Children need both a father and a mother. Both men and women. (Those two sentences are a bit redundant, but ok. Arguing the importance of the nuclear family is a conversation worth having. I disagree with you to some degree. But I'm definitely willing to have a calm, rational discussion… ) Feminist men are sickening and are contributing to the downfall of the West. (And… you've lost me. You know, if you hate us women-loving Westies so much I know a couple countries where you'd just have a wonderful time!)  

Instead of having the picture of that man in black and white do the following: post a picture of Barack Obama and Sandra Fluke. (In the banner? Now you're just being silly.
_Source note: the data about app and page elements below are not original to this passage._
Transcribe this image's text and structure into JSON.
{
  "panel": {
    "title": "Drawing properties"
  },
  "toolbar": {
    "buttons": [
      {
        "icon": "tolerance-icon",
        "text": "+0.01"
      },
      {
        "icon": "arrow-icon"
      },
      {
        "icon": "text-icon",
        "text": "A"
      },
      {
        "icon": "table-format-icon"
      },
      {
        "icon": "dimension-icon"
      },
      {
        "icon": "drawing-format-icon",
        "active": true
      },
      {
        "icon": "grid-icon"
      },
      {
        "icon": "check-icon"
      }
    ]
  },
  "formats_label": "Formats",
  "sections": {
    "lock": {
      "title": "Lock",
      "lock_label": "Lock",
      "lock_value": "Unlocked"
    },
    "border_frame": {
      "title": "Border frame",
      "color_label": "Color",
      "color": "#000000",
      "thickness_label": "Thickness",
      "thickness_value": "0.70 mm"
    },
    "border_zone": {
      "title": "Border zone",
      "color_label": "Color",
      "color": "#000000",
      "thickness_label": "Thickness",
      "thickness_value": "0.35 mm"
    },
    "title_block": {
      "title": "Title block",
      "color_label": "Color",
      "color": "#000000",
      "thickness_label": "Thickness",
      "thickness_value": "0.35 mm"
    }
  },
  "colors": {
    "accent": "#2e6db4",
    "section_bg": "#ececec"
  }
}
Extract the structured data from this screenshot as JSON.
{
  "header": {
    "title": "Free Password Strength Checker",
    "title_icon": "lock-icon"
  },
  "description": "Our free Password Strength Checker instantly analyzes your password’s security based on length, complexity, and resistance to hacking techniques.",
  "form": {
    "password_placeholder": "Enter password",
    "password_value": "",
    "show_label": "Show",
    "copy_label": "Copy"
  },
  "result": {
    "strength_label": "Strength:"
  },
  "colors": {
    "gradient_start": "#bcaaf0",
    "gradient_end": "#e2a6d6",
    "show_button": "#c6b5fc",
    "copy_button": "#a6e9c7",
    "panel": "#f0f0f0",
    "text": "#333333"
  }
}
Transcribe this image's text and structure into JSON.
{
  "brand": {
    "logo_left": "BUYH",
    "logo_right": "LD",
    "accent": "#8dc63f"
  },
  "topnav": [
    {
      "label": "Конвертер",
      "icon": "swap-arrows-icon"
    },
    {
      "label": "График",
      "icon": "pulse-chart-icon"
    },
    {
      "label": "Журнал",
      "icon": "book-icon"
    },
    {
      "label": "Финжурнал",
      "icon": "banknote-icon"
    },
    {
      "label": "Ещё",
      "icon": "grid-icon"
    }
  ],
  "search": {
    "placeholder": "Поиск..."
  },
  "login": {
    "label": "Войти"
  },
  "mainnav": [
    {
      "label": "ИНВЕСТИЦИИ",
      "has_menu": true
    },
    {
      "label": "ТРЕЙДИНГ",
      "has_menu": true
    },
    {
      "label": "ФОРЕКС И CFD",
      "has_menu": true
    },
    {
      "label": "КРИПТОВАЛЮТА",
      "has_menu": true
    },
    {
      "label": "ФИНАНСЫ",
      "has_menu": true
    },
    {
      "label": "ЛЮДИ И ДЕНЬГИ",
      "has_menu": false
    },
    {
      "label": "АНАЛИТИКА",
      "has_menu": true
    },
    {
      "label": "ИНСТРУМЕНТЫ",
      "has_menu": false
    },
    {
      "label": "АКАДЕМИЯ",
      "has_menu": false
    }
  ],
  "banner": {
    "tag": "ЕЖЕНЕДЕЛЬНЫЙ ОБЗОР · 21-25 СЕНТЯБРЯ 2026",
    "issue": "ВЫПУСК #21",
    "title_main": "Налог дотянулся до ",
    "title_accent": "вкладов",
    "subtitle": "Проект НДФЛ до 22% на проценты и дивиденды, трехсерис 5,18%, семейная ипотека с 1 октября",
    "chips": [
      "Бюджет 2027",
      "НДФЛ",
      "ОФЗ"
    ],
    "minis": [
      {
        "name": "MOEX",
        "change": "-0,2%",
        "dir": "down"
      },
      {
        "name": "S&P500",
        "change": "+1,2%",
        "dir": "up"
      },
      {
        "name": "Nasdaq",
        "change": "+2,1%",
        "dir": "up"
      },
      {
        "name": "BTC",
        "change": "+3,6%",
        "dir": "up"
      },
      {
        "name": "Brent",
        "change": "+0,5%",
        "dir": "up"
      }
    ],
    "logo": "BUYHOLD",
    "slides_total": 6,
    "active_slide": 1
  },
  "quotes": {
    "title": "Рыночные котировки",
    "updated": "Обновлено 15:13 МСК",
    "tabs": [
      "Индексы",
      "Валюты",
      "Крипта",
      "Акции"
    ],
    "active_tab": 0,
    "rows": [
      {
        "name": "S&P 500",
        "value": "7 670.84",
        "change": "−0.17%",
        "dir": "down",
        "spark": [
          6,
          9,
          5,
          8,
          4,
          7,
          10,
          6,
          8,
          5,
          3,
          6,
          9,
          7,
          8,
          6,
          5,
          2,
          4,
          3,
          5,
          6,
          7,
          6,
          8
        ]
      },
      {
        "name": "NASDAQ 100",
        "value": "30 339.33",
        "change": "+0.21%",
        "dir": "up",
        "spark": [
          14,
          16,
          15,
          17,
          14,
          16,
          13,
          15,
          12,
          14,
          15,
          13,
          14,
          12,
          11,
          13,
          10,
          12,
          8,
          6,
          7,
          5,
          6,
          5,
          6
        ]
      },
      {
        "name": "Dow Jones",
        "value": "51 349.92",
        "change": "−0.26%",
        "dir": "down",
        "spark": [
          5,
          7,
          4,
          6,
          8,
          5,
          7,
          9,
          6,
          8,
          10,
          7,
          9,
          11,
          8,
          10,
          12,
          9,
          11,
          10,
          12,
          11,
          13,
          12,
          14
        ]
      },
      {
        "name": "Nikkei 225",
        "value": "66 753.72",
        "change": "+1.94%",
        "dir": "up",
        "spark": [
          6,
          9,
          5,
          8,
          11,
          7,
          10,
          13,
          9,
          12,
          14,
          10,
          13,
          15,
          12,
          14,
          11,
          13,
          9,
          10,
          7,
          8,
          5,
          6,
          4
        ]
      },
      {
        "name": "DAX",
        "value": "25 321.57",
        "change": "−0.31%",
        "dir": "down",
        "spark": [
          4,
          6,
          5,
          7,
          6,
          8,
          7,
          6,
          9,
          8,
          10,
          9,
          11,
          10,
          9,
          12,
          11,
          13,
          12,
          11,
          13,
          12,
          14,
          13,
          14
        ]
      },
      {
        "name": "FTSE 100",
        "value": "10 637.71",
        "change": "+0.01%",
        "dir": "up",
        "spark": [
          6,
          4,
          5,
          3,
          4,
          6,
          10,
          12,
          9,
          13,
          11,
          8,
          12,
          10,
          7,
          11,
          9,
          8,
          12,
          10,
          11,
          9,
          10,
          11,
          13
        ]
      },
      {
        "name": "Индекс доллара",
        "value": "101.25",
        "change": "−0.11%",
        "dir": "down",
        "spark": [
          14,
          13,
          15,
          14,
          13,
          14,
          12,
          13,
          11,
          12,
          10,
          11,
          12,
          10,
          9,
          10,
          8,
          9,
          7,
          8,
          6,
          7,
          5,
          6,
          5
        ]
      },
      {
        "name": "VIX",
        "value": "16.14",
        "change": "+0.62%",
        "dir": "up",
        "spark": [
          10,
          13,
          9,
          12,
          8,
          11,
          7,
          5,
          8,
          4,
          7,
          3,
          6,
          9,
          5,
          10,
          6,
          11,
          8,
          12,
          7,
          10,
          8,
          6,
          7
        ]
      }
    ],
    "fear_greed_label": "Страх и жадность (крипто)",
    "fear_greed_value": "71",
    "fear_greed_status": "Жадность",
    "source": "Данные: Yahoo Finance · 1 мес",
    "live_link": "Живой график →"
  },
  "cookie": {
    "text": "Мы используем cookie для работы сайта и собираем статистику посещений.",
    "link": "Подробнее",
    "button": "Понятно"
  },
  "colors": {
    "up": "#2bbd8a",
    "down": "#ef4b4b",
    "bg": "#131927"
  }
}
But OK.)

Thank goodness that feminist women don't reproduce. (Science) Your working "wife/mother" is probably one of the older generations. Young feminist girls don't have children anymore thanks to contraception and abortion. (More Science. You can't argue with that.) It's a good girl and there will be less of them around. (I'm not sure what happened with this last sentence. My guess is that the author shoved her head so far up her own ass that the voice-to-text software she uses to compose angry e-mails whilst inserting her head into her rectum was unable to fully translate it. If I were to take a guess at its meaning, it would be that last sentence is saying that it's a good thing that I have a daughter who I will, no doubt, imbue with my LGBT loving, feminist qualities - in turn socially sterilizing her with a contraception ridden, abortion filled life… and this is a good thing to the author because that will be the end of Feminism. You're welcome.)

- Young Anti-Feminist Millennial Girl (Well, with a name like that her parents really picked her path for her. I suppose I should have named my daughter Young Pro-Women's Rights Future Abortion Factory Contraception Consumption Mcgee. That was on our list, but my wife said no.)


So there you have it. I'd like to thank Young for taking the time to send me the e-mail. It felt good to laugh this weekend. I sincerely hope that she passes along her love and tolerance to the dozens of children I'm sure she is in the process of conceiving.


P.S. One more exciting note. Aside from the joy that was receiving my first hate mail, Ask Your Dad Blog hit two semi-major milestones last week. The Facebook Fan Page hit 100 followers and the blog itself surpassed 10,000 views in the two months it has been up! Thank you all for your support and please keep reading. I'm having a blast and hope you are too!

Hopefully this isn't just my mom hitting the refresh button to make me feel better.